# DESCRIPTION OF THE TASK
Every entry in the data that follows should come back exactly, pictures aside.

(Dataset rows for apps and sites)

Start of Block

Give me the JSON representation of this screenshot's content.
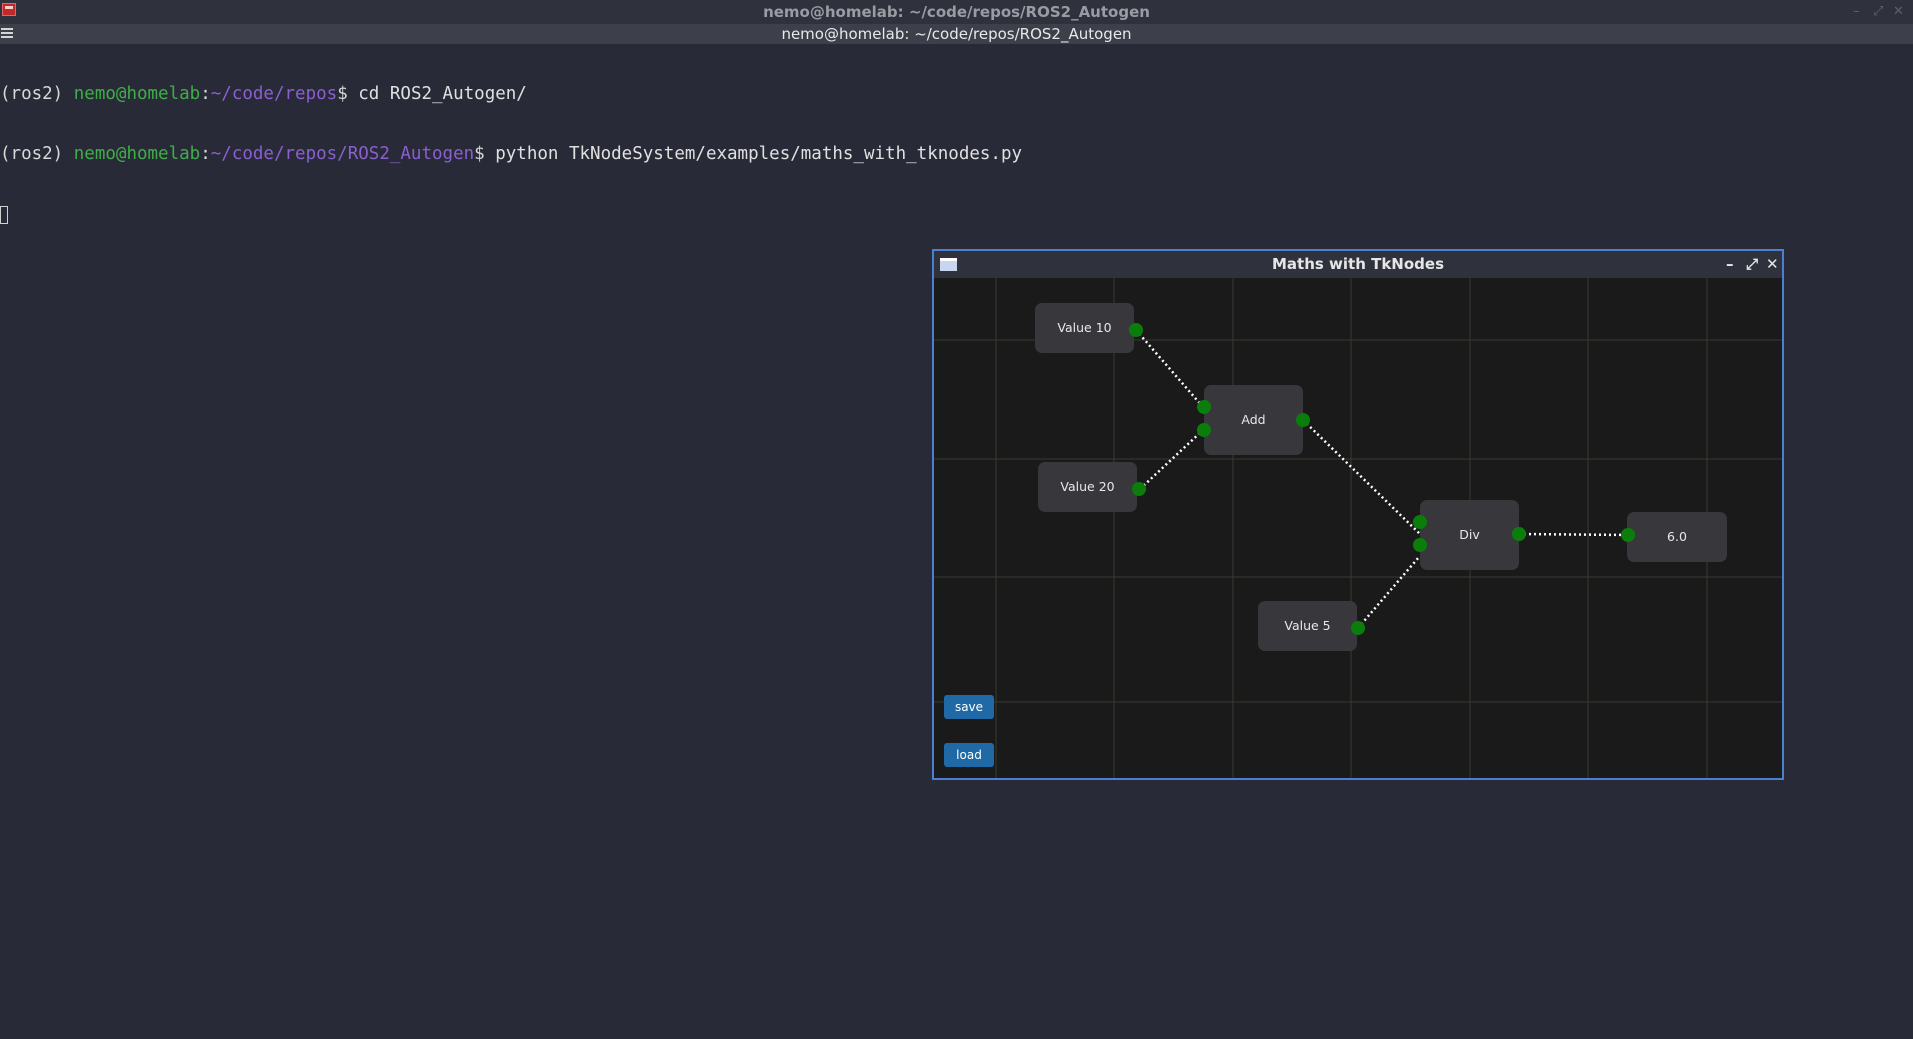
{
  "outer_window": {
    "title": "nemo@homelab: ~/code/repos/ROS2_Autogen",
    "controls": {
      "minimize": "–",
      "maximize": "⤢",
      "close": "✕"
    }
  },
  "tab": {
    "title": "nemo@homelab: ~/code/repos/ROS2_Autogen"
  },
  "terminal": {
    "lines": [
      {
        "env": "(ros2) ",
        "user": "nemo@homelab",
        "colon": ":",
        "path": "~/code/repos",
        "dollar": "$ ",
        "command": "cd ROS2_Autogen/"
      },
      {
        "env": "(ros2) ",
        "user": "nemo@homelab",
        "colon": ":",
        "path": "~/code/repos/ROS2_Autogen",
        "dollar": "$ ",
        "command": "python TkNodeSystem/examples/maths_with_tknodes.py"
      }
    ]
  },
  "app": {
    "title": "Maths with TkNodes",
    "controls": {
      "minimize": "–",
      "maximize": "⤢",
      "close": "✕"
    },
    "nodes": {
      "value10": "Value 10",
      "value20": "Value 20",
      "add": "Add",
      "div": "Div",
      "value5": "Value 5",
      "output": "6.0"
    },
    "buttons": {
      "save": "save",
      "load": "load"
    },
    "colors": {
      "port": "#0b7d0b",
      "node_bg": "#38383c",
      "canvas_bg": "#1a1a1a",
      "button": "#1f6aa6",
      "border": "#4a7fd1"
    }
  }
}
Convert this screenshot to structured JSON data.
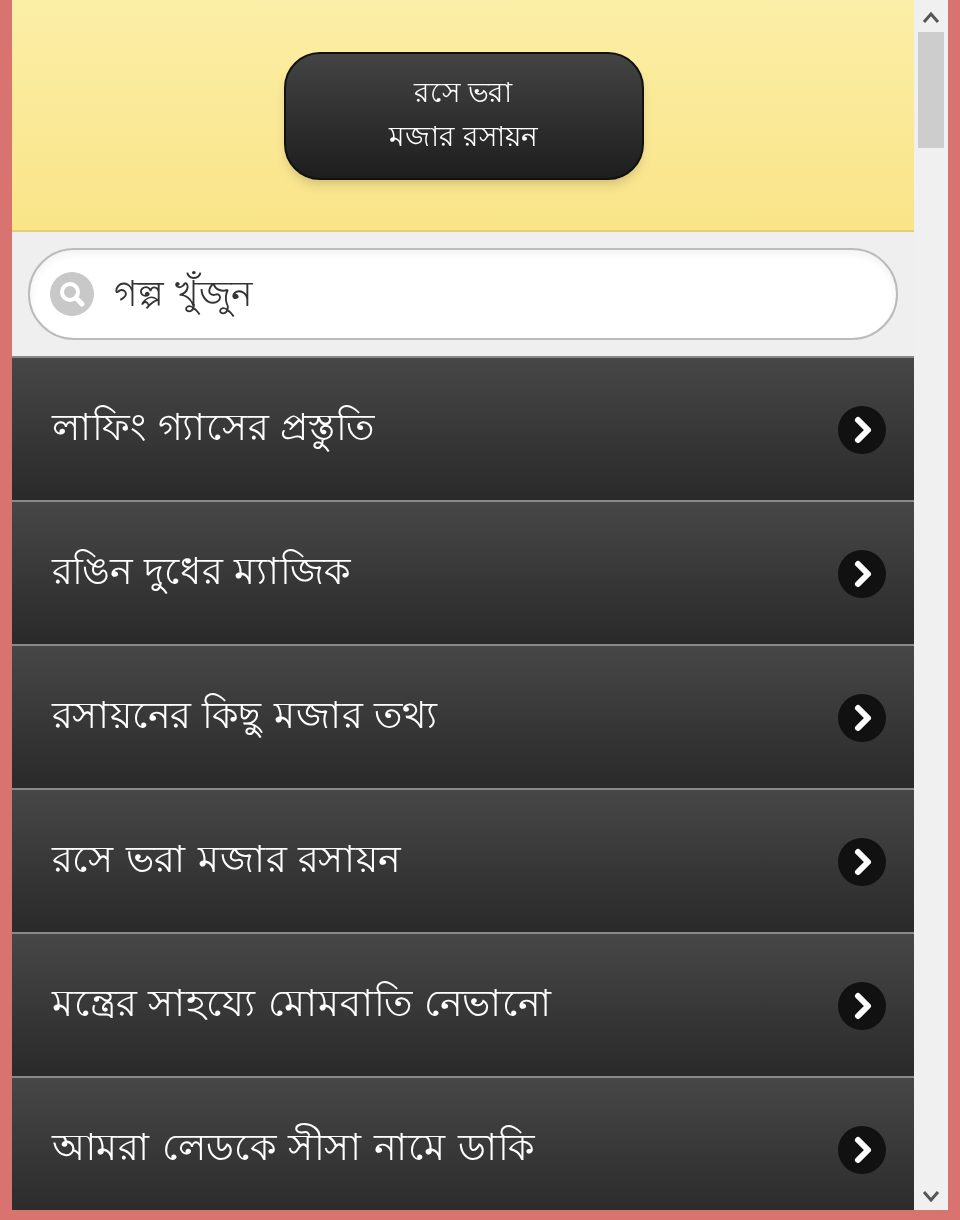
{
  "header": {
    "title_lines": [
      "রসে ভরা",
      "মজার রসায়ন"
    ]
  },
  "search": {
    "placeholder": "গল্প খুঁজুন"
  },
  "stories": [
    {
      "label": "লাফিং গ্যাসের প্রস্তুতি"
    },
    {
      "label": "রঙিন দুধের ম্যাজিক"
    },
    {
      "label": "রসায়নের কিছু মজার তথ্য"
    },
    {
      "label": "রসে ভরা মজার রসায়ন"
    },
    {
      "label": "মন্ত্রের সাহয্যে মোমবাতি নেভানো"
    },
    {
      "label": "আমরা লেডকে সীসা নামে ডাকি"
    }
  ]
}
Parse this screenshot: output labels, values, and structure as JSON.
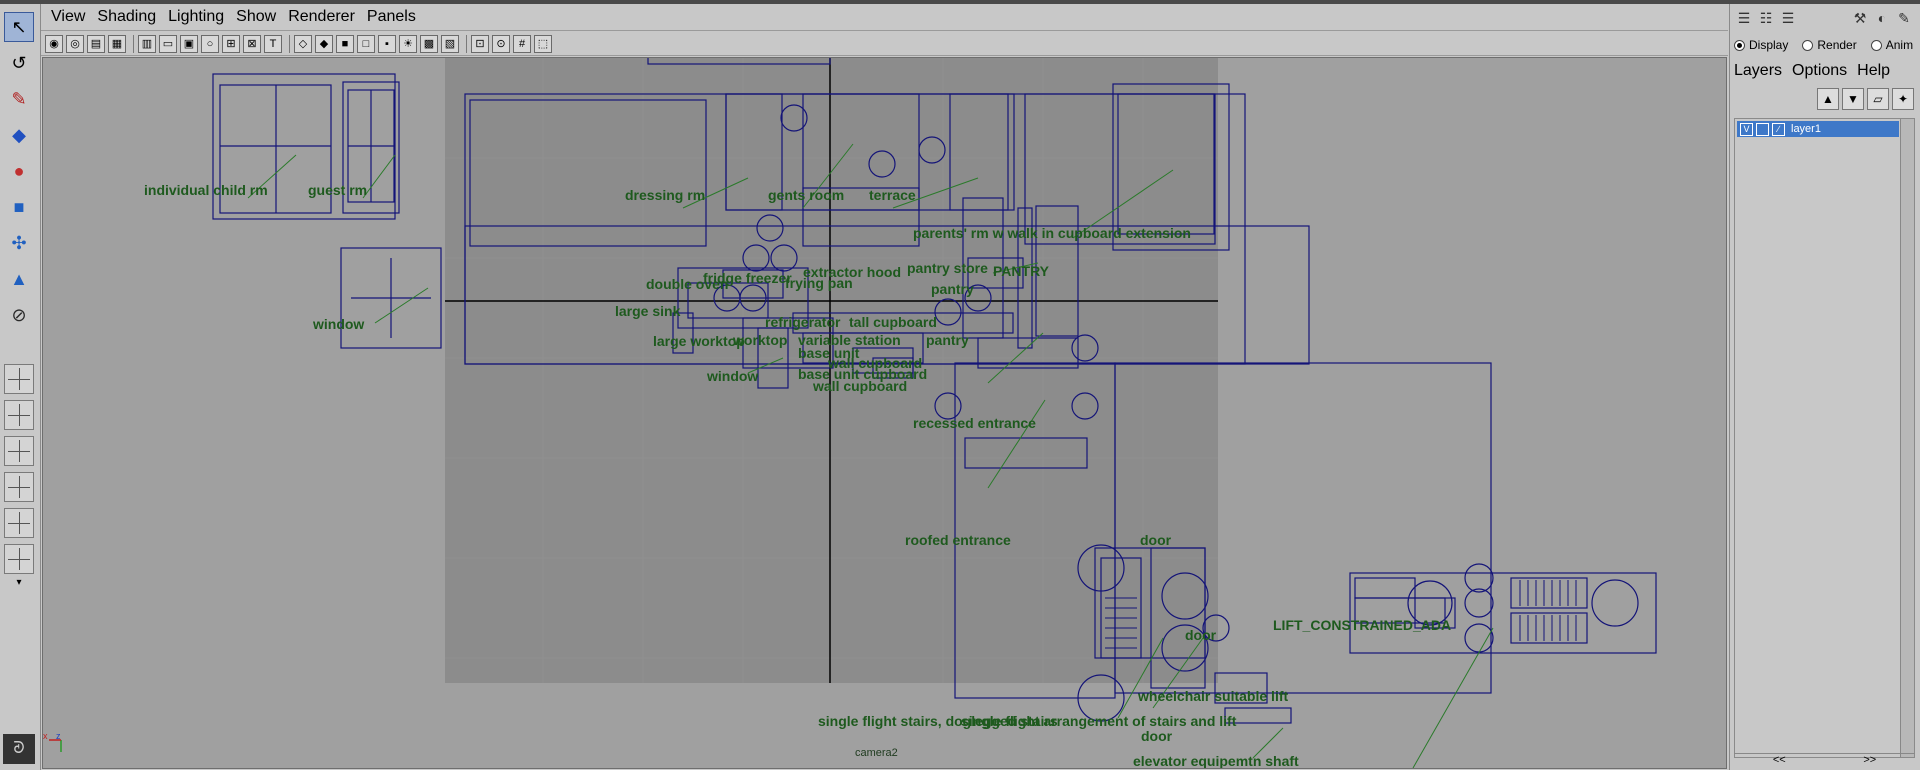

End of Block

# ANSWER TO THE PROBLEM
Give me the JSON representation of this screenshot's content.
{
  "outer_window": {
    "title": "nemo@homelab: ~/code/repos/ROS2_Autogen",
    "controls": {
      "minimize": "–",
      "maximize": "⤢",
      "close": "✕"
    }
  },
  "tab": {
    "title": "nemo@homelab: ~/code/repos/ROS2_Autogen"
  },
  "terminal": {
    "lines": [
      {
        "env": "(ros2) ",
        "user": "nemo@homelab",
        "colon": ":",
        "path": "~/code/repos",
        "dollar": "$ ",
        "command": "cd ROS2_Autogen/"
      },
      {
        "env": "(ros2) ",
        "user": "nemo@homelab",
        "colon": ":",
        "path": "~/code/repos/ROS2_Autogen",
        "dollar": "$ ",
        "command": "python TkNodeSystem/examples/maths_with_tknodes.py"
      }
    ]
  },
  "app": {
    "title": "Maths with TkNodes",
    "controls": {
      "minimize": "–",
      "maximize": "⤢",
      "close": "✕"
    },
    "nodes": {
      "value10": "Value 10",
      "value20": "Value 20",
      "add": "Add",
      "div": "Div",
      "value5": "Value 5",
      "output": "6.0"
    },
    "buttons": {
      "save": "save",
      "load": "load"
    },
    "colors": {
      "port": "#0b7d0b",
      "node_bg": "#38383c",
      "canvas_bg": "#1a1a1a",
      "button": "#1f6aa6",
      "border": "#4a7fd1"
    }
  }
}
Convert this screenshot to structured JSON data.
{
  "header": {
    "title_lines": [
      "রসে ভরা",
      "মজার রসায়ন"
    ]
  },
  "search": {
    "placeholder": "গল্প খুঁজুন"
  },
  "stories": [
    {
      "label": "লাফিং গ্যাসের প্রস্তুতি"
    },
    {
      "label": "রঙিন দুধের ম্যাজিক"
    },
    {
      "label": "রসায়নের কিছু মজার তথ্য"
    },
    {
      "label": "রসে ভরা মজার রসায়ন"
    },
    {
      "label": "মন্ত্রের সাহয্যে মোমবাতি নেভানো"
    },
    {
      "label": "আমরা লেডকে সীসা নামে ডাকি"
    }
  ]
}
Parse this screenshot: output labels, values, and structure as JSON.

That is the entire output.